The Alphabet-owned company has also pledged it will amend its billing systems to address existing deficiencies, and that Match will be able to test the system on its apps, Match stated on Friday (20th May).
Match’s lawsuit against Google, however, will proceed with the argument that the fees the company charges for payments made outside of Google’s billing system are illegal.
“We plan to rebut Match’s unfounded complaint and will be countersuing to ensure that all developers honor their obligations and keep Google Play as a trusted destination for consumers,” a Google spokesman said.
Near lists on Nasdaq at USD$1bn via SPAC
Data intelligence start-up Near has announced it will list on the Nasdaq stock exchange by merging with special purpose acquisition company (SPAC) Kludeln I Acquisition Corp.
The company will enter Nasdaq with a valuation “near” USD$1bn (£800m) and will trade using the “NIR” ticker. The company is also set to pick up an equity investment of USD$100m (£80m) from CF Principal Investments, an affiliate of Cantor Fitzgerald.
Working with high-profile brands, including Ford, McDonald’s, and the CBRE Group, Near’s cloud-based AI platform collects anonymised, location-based user profiles and merges it with data from data partners, phones, and service providers. The start-up claims its database has been developed “with privacy by design.”
The company currently has 1.6 billion anonymised user profiles from 70 million locations across 44 countries, with its roster of investors including Sequoia India, JP Morgan, Cisco, and Telstra.

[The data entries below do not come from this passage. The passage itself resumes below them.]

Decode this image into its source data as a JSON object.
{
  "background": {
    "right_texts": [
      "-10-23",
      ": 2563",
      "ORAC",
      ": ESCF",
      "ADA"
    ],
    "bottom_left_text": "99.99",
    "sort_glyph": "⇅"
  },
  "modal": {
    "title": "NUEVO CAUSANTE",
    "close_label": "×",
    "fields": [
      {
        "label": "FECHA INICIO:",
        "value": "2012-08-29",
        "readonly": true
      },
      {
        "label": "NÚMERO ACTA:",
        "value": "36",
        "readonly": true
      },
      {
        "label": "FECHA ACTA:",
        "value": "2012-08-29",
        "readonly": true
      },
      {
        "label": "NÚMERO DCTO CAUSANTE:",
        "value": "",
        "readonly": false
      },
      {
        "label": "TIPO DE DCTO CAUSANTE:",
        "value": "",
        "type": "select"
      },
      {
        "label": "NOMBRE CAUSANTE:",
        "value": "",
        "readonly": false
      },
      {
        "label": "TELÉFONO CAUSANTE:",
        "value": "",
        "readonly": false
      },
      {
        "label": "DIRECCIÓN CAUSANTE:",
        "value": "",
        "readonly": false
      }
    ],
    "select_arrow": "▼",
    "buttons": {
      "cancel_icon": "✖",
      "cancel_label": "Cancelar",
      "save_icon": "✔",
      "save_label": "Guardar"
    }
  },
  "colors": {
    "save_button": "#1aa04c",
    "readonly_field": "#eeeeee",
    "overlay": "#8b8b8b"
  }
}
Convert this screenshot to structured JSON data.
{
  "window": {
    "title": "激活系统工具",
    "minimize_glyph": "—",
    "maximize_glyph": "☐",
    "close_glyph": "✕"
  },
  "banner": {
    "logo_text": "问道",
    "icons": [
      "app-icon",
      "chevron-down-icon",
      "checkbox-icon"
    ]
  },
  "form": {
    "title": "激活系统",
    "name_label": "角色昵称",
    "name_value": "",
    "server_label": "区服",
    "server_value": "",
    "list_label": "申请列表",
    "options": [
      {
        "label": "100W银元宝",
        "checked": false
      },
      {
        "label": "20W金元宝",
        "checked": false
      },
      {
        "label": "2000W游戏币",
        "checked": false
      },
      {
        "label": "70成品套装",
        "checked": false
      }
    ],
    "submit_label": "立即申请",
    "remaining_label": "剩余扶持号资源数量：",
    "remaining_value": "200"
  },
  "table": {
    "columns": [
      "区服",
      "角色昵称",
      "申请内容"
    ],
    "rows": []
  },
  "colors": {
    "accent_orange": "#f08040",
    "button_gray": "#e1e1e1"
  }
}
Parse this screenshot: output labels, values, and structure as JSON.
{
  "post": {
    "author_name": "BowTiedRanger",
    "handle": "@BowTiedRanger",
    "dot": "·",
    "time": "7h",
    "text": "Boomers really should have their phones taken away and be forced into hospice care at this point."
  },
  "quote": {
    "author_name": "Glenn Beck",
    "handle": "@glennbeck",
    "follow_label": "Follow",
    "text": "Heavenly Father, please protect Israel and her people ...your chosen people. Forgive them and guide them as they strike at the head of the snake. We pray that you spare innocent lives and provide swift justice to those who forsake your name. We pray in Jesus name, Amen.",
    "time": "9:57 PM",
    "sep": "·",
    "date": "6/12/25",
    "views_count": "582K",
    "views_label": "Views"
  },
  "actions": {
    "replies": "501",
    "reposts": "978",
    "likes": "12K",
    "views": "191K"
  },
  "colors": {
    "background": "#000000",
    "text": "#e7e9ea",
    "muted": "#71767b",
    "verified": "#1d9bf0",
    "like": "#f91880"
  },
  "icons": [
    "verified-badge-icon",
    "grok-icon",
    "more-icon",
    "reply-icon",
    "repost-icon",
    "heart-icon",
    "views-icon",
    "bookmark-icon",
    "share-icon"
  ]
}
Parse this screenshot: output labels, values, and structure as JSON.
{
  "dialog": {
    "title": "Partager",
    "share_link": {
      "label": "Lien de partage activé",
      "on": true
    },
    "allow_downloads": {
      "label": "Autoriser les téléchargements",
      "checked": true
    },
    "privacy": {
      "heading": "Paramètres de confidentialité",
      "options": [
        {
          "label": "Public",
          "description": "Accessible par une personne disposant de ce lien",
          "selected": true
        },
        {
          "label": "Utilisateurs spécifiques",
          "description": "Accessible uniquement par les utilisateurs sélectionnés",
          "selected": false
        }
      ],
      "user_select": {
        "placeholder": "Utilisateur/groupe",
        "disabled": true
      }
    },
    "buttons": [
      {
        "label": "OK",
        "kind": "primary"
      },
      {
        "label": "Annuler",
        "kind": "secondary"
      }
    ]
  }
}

The Pasadena-based company previously raised around USD$134m (£107.2m) in funding, with its most recent funding round raising USD$100m (£80m) back in 2019. According to data from PitchBook, the company attempted, but ultimately cancelled, another fundraising round in May 2021.
Partnering with a SPAC - a company set up specifically to take private companies public - may be a risky move for Near, as the blank-check companies have been unfavourably compared to reverse mergers. To Near’s advantage, however, SPACs’ supporters have lauded them as a faster route for promising start-ups to enter the public markets, widening their potential to raise more money from more investors.